George Washington was born on February 11, 1731. Until 1752. Then he was born on February 22, 1732, because Britain abandoned the Julian calendar in favor of the Gregorian*. (No wonder he was annoyed with them.)
For many years, the United States celebrated our first president’s birthday on February 22nd, but eventually the public tired of celebrating both Washington’s and Lincoln’s birthdays in the same month (Lincoln’s is February 12th). In 1968, Congress combined the two in a happy compromise by having President’s Day fall somewhere in between, on the third Monday in February.
In honor of that day, school children still learn the story of George Washington and the cherry tree. For those of you who didn’t, young George received an axe for his birthday and went into the yard to play.

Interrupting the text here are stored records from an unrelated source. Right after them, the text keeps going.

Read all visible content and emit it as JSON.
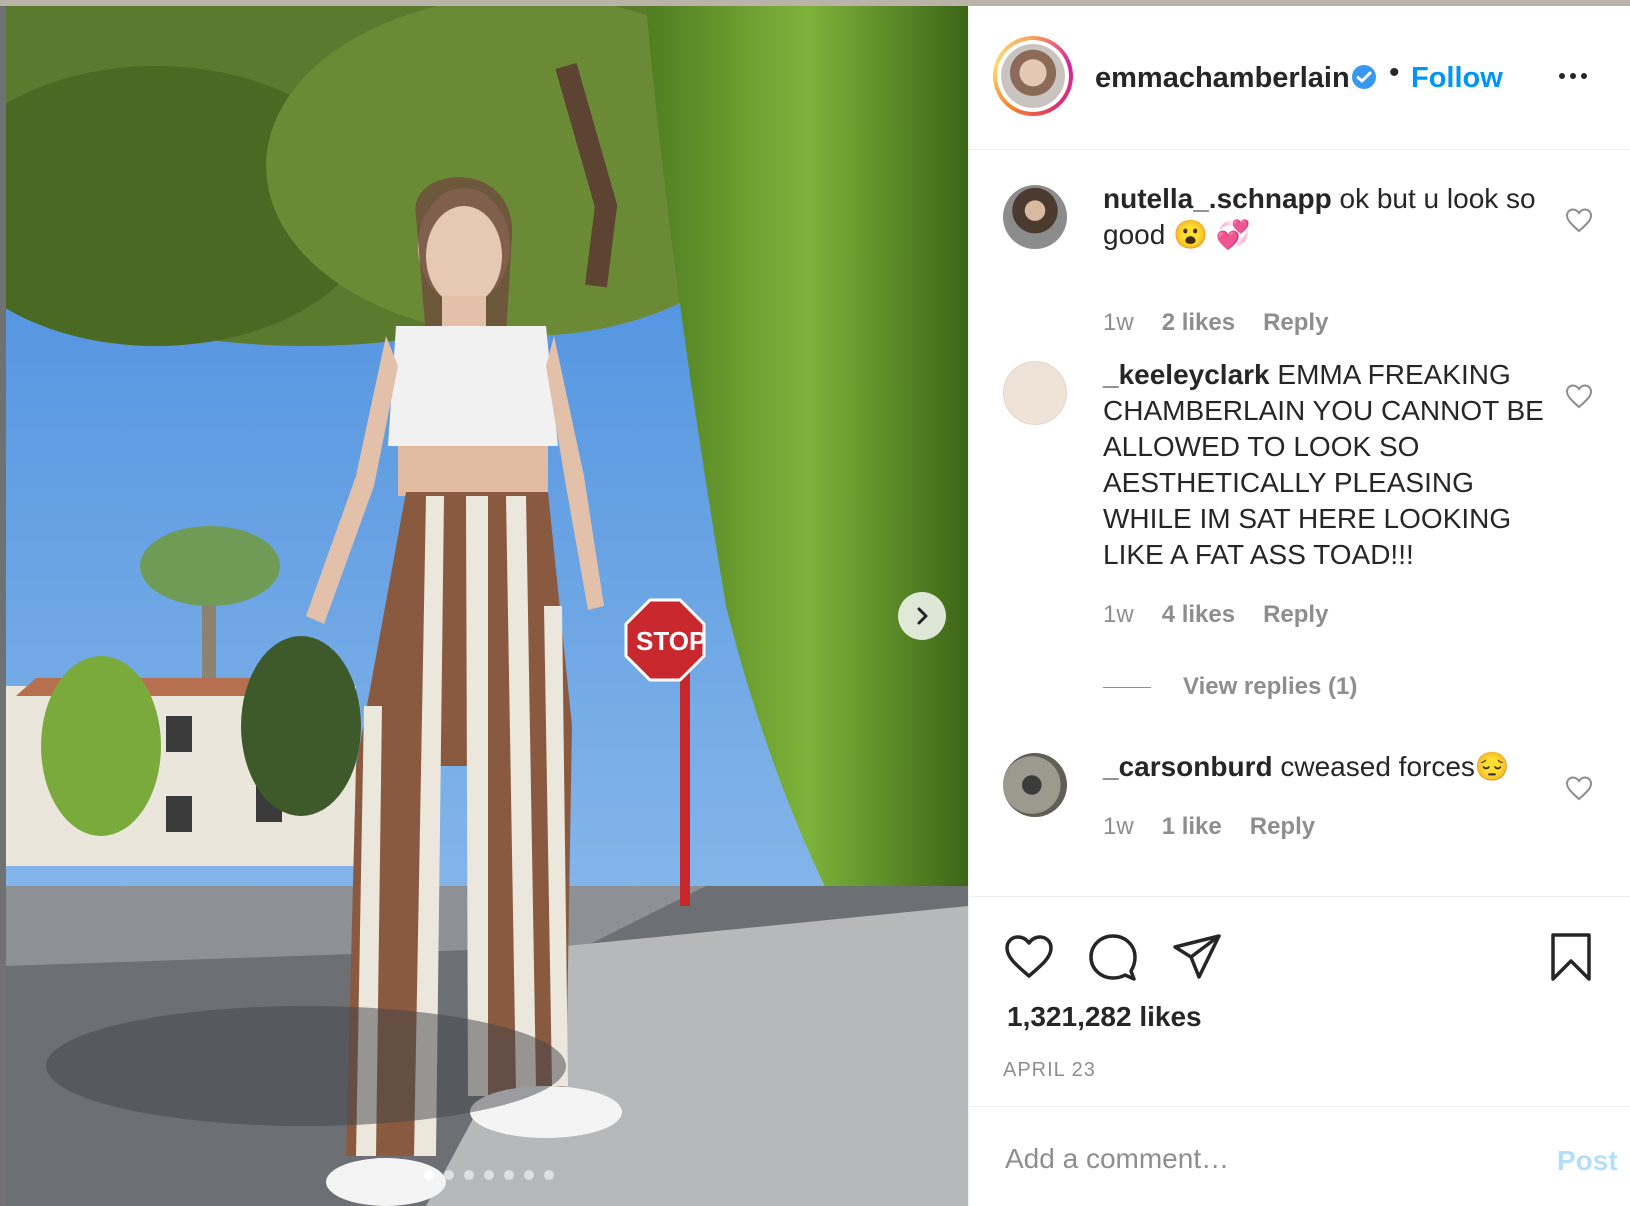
{
  "post": {
    "author": "emmachamberlain",
    "follow_label": "Follow",
    "bullet": "•"
  },
  "carousel": {
    "slide_count": 7,
    "active_index": 0
  },
  "comments": [
    {
      "username": "nutella_.schnapp",
      "text": "ok but u look so good 😮 💞",
      "age": "1w",
      "likes": "2 likes",
      "reply_label": "Reply"
    },
    {
      "username": "_keeleyclark",
      "text": "EMMA FREAKING CHAMBERLAIN YOU CANNOT BE ALLOWED TO LOOK SO AESTHETICALLY PLEASING WHILE IM SAT HERE LOOKING LIKE A FAT ASS TOAD!!!",
      "age": "1w",
      "likes": "4 likes",
      "reply_label": "Reply",
      "view_replies": "View replies (1)"
    },
    {
      "username": "_carsonburd",
      "text": "cweased forces😔",
      "age": "1w",
      "likes": "1 like",
      "reply_label": "Reply"
    }
  ],
  "stats": {
    "likes": "1,321,282 likes",
    "date": "APRIL 23"
  },
  "composer": {
    "placeholder": "Add a comment…",
    "post_label": "Post"
  },
  "colors": {
    "accent": "#0095f6",
    "muted": "#8e8e8e",
    "text": "#262626",
    "post_disabled": "#b2dffc"
  },
  "icons": {
    "verified": "verified-badge-icon",
    "more": "more-options-icon",
    "next": "chevron-right-icon",
    "like": "heart-icon",
    "comment": "comment-bubble-icon",
    "share": "paper-plane-icon",
    "save": "bookmark-icon"
  }
}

Later that afternoon, his father discovered that their most prolific cherry tree had been chopped down, and inquired as to the culprit. George, caught red handed, said wisely, “Father, I cannot tell a lie. I did it.”
In the spirit that George might have replied differently if he’d been quick enough to think of something, I am posting a game that I got from my AQ friend, Cat Woods. [Link to her blog post with the same title: http://catwoods.wordpress.com/2010/02/13/i-cannot-tell-a-lie/]

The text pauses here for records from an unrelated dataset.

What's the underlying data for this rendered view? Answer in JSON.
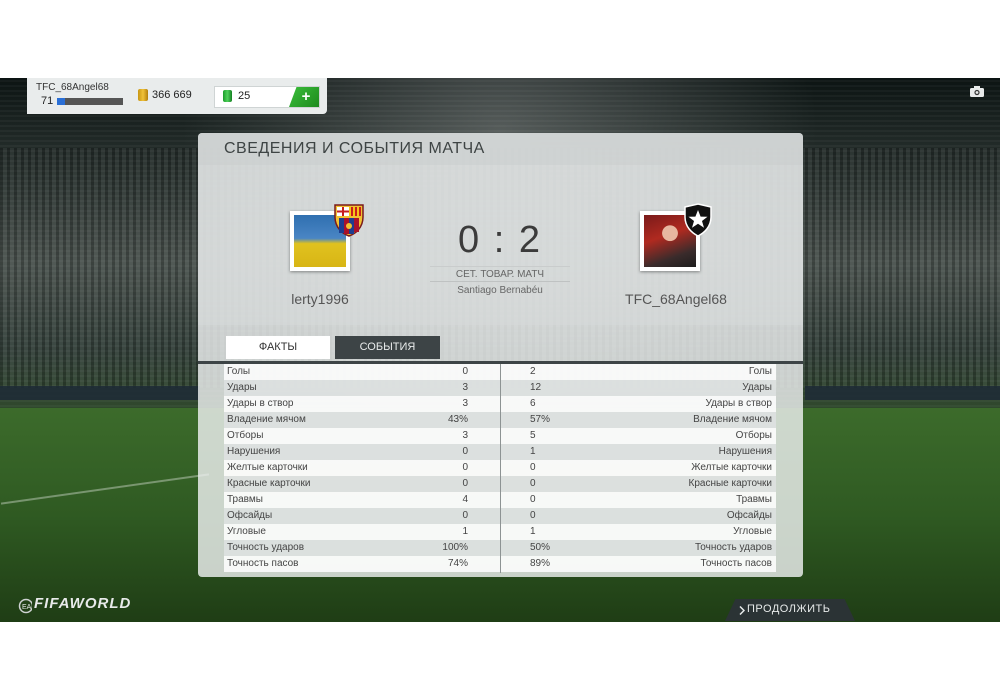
{
  "hud": {
    "player_name": "TFC_68Angel68",
    "level": "71",
    "coins": "366 669",
    "points": "25",
    "add_label": "+"
  },
  "panel": {
    "title": "СВЕДЕНИЯ И СОБЫТИЯ МАТЧА",
    "home_name": "lerty1996",
    "away_name": "TFC_68Angel68",
    "score": "0 : 2",
    "match_type": "СЕТ. ТОВАР. МАТЧ",
    "stadium": "Santiago Bernabéu",
    "tabs": [
      "ФАКТЫ",
      "СОБЫТИЯ"
    ]
  },
  "stats": [
    {
      "label": "Голы",
      "home": "0",
      "away": "2"
    },
    {
      "label": "Удары",
      "home": "3",
      "away": "12"
    },
    {
      "label": "Удары в створ",
      "home": "3",
      "away": "6"
    },
    {
      "label": "Владение мячом",
      "home": "43%",
      "away": "57%"
    },
    {
      "label": "Отборы",
      "home": "3",
      "away": "5"
    },
    {
      "label": "Нарушения",
      "home": "0",
      "away": "1"
    },
    {
      "label": "Желтые карточки",
      "home": "0",
      "away": "0"
    },
    {
      "label": "Красные карточки",
      "home": "0",
      "away": "0"
    },
    {
      "label": "Травмы",
      "home": "4",
      "away": "0"
    },
    {
      "label": "Офсайды",
      "home": "0",
      "away": "0"
    },
    {
      "label": "Угловые",
      "home": "1",
      "away": "1"
    },
    {
      "label": "Точность ударов",
      "home": "100%",
      "away": "50%"
    },
    {
      "label": "Точность пасов",
      "home": "74%",
      "away": "89%"
    }
  ],
  "footer": {
    "logo_text": "FIFAWORLD",
    "continue_label": "ПРОДОЛЖИТЬ"
  },
  "icons": {
    "camera": "camera-icon",
    "home_badge": "barcelona-crest-icon",
    "away_badge": "botafogo-star-crest-icon"
  }
}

In this game, the author lists two truths and a lie, and the readers guess which is the lie. All of mine have a patriotic theme. Sort of.
1. I used to have a parakeet that figured out how to escape his cage, and my cat ate him while I was at a Fourth of July carnival.

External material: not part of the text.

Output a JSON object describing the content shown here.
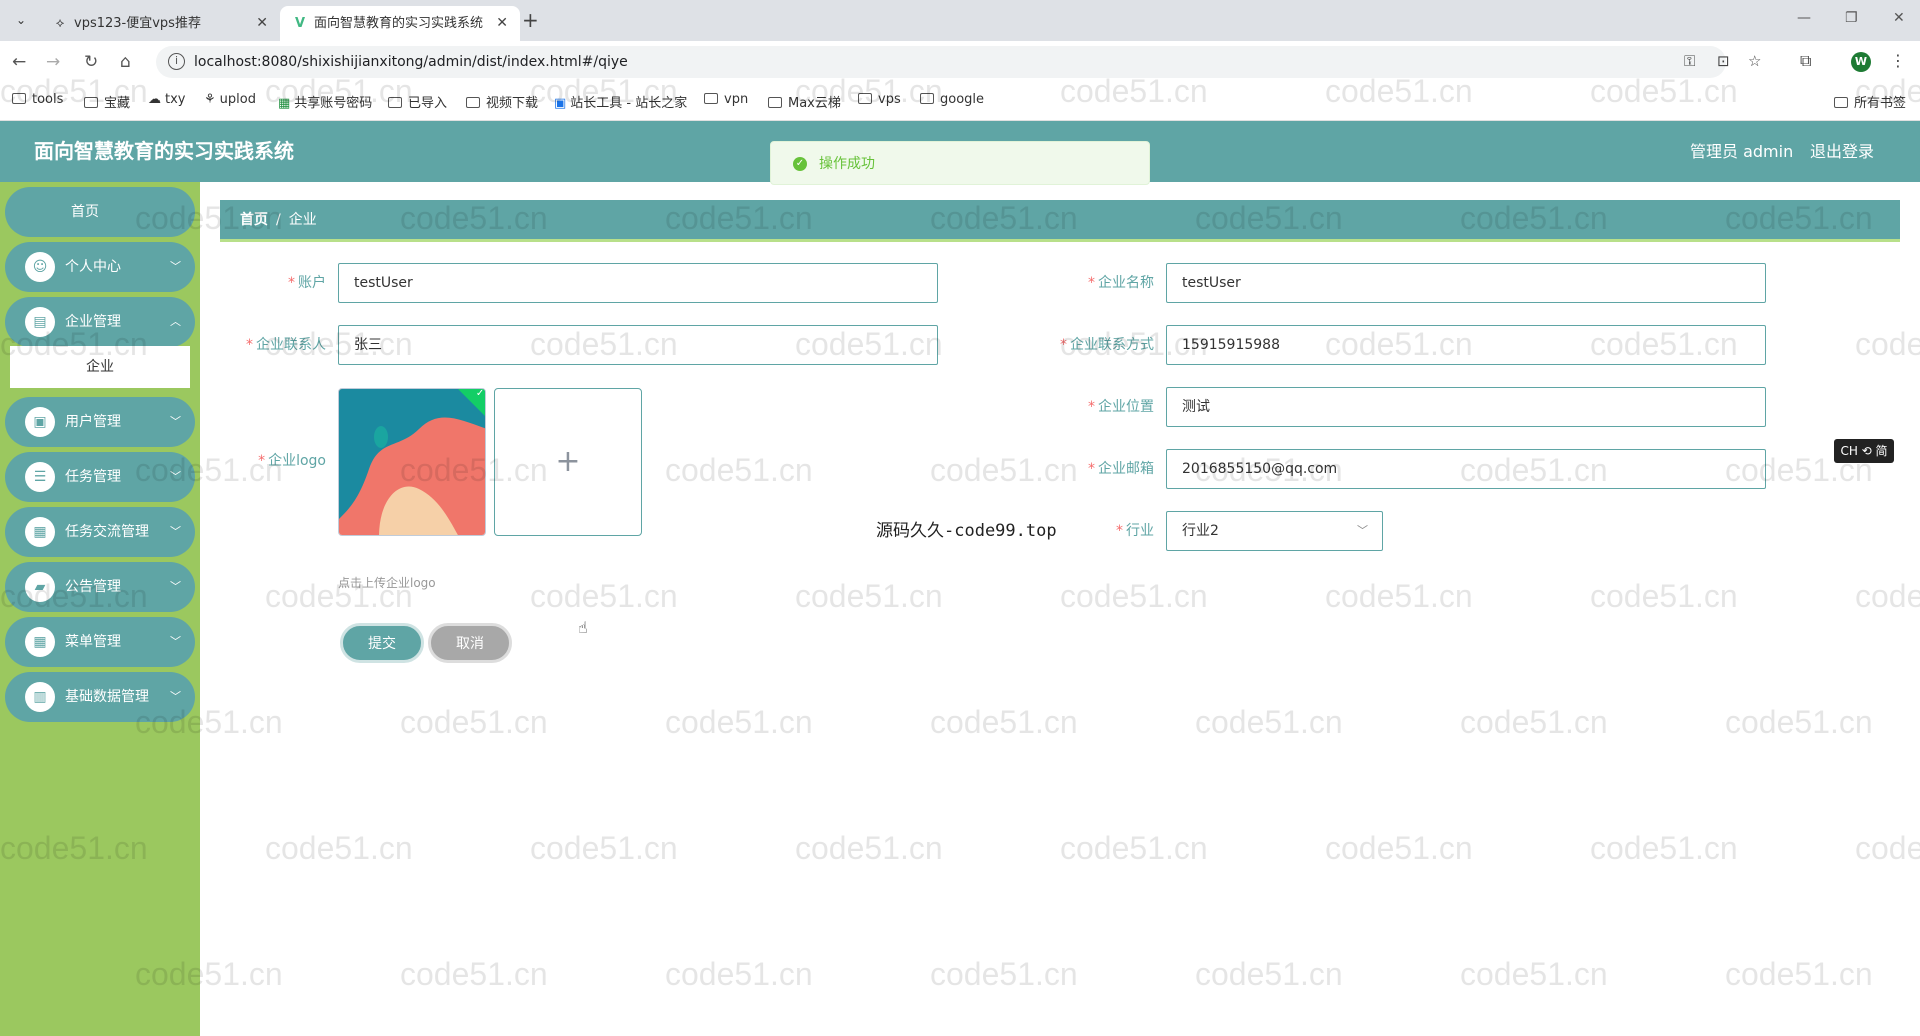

2. When we were young, several of my siblings and I dressed up our little sister as Uncle Sam, put her on top of the newel post in the front hall and left her there.
3. I once was driving my car and a firework shot through the open window and caught the back seat on fire.
Can you tell the lie? Make some guesses in the comments, and I will post the answer on Monday.